Bill Carrothers: After Hours, Vol. 4
Supported by Billy Peterson, a lyrical bassist who works hand-in-glove with the pianist, and drummer Kenny Horst, a timekeeper with a feel for appropriate textures, Bill Carrothers works his way through one dreamy melody after another. Billy Strayhorn’s "Chelsea Bridge" and "A Flower is a Lovesome Thing" have all three artists pouring out their hearts, finding new and different modes of expression. The bass rumbles, the drum head squeaks, and the piano drifts on, moaning about what’s going on in one man’s heart while others elsewhere may be dancing down the street. Again on "For All We Know," the trio searches out new and different ways to provide a variety of textures. Horst introduces metallic squealing sounds from the cymbal while Peterson spells out the familiar pizzicato melody. All the while, Carrothers is coloring with overlapping tones and lingering thoughts. There are microphones in and around the trio; however, the sound isn’t the best. It does add authenticity, though; makes you feel like you’re there in the club. The material on this album was recorded after hours, between 2:00 a.m. and 5:00 a.m. over several nights. In the "Wee Small Hours" of the morning a dreamy piano begins all alone, is joined by bass & drums, and then the three improvise until it’s time to go home. Sssh, be careful on the way out. You may wake up that guy over there in the corner. Recommended.
Track Listing: Wee Small Hours; Green Dolphin Street; Green Dolphin Street (reprise); For Heaven
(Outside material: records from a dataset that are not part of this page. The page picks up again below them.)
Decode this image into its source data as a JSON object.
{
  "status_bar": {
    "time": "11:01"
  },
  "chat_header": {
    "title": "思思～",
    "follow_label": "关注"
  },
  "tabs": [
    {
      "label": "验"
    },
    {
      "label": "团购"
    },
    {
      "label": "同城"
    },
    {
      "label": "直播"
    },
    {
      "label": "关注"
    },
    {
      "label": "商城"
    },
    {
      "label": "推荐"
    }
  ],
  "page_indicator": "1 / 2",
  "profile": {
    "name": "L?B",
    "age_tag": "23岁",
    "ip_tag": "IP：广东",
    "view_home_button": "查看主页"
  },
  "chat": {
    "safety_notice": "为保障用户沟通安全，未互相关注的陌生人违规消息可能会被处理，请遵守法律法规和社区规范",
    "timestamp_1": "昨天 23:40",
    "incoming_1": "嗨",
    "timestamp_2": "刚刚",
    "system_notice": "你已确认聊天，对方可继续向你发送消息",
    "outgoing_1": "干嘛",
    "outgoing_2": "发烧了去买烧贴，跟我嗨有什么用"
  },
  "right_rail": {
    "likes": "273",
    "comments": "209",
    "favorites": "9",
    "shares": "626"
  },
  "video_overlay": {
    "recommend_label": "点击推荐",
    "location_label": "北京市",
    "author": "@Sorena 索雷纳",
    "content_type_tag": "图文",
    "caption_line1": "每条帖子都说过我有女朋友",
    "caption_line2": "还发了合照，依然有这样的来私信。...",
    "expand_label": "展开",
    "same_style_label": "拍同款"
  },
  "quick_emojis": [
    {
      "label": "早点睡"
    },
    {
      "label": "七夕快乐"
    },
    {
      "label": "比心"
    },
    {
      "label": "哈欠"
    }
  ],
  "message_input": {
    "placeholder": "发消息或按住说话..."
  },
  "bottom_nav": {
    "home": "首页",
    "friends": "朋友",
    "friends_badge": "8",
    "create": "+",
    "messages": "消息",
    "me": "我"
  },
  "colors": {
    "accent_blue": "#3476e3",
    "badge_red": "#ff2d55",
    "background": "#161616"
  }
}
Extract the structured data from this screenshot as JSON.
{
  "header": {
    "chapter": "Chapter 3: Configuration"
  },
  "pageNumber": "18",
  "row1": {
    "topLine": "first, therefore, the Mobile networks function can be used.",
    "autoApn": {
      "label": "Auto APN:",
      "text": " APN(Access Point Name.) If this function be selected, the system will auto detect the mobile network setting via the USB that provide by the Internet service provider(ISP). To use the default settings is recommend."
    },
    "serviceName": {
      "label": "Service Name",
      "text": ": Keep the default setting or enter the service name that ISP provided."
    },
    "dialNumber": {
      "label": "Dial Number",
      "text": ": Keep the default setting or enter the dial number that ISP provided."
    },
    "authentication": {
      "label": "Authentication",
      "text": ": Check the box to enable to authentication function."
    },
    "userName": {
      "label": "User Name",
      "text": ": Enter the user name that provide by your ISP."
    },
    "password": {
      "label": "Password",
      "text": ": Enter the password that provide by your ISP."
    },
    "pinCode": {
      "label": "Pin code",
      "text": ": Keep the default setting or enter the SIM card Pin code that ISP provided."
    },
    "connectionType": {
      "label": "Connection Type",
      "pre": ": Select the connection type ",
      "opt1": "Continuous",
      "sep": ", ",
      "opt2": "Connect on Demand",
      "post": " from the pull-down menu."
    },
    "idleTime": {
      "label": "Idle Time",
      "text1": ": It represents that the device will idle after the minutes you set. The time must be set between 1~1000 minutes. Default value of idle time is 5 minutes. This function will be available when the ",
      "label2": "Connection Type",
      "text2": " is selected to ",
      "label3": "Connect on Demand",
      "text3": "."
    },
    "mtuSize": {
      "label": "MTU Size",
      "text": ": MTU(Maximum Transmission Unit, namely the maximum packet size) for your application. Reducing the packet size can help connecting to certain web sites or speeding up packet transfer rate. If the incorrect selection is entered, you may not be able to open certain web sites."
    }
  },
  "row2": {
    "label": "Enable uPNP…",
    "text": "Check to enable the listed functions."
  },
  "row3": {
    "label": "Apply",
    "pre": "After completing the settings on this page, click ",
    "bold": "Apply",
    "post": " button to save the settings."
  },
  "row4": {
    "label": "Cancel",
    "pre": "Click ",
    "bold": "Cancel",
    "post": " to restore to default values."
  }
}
Personnel: Bill Carrothers- piano; Billy Peterson- acoustic bass; Kenny Horst- drums.
Record Label: Go Jazz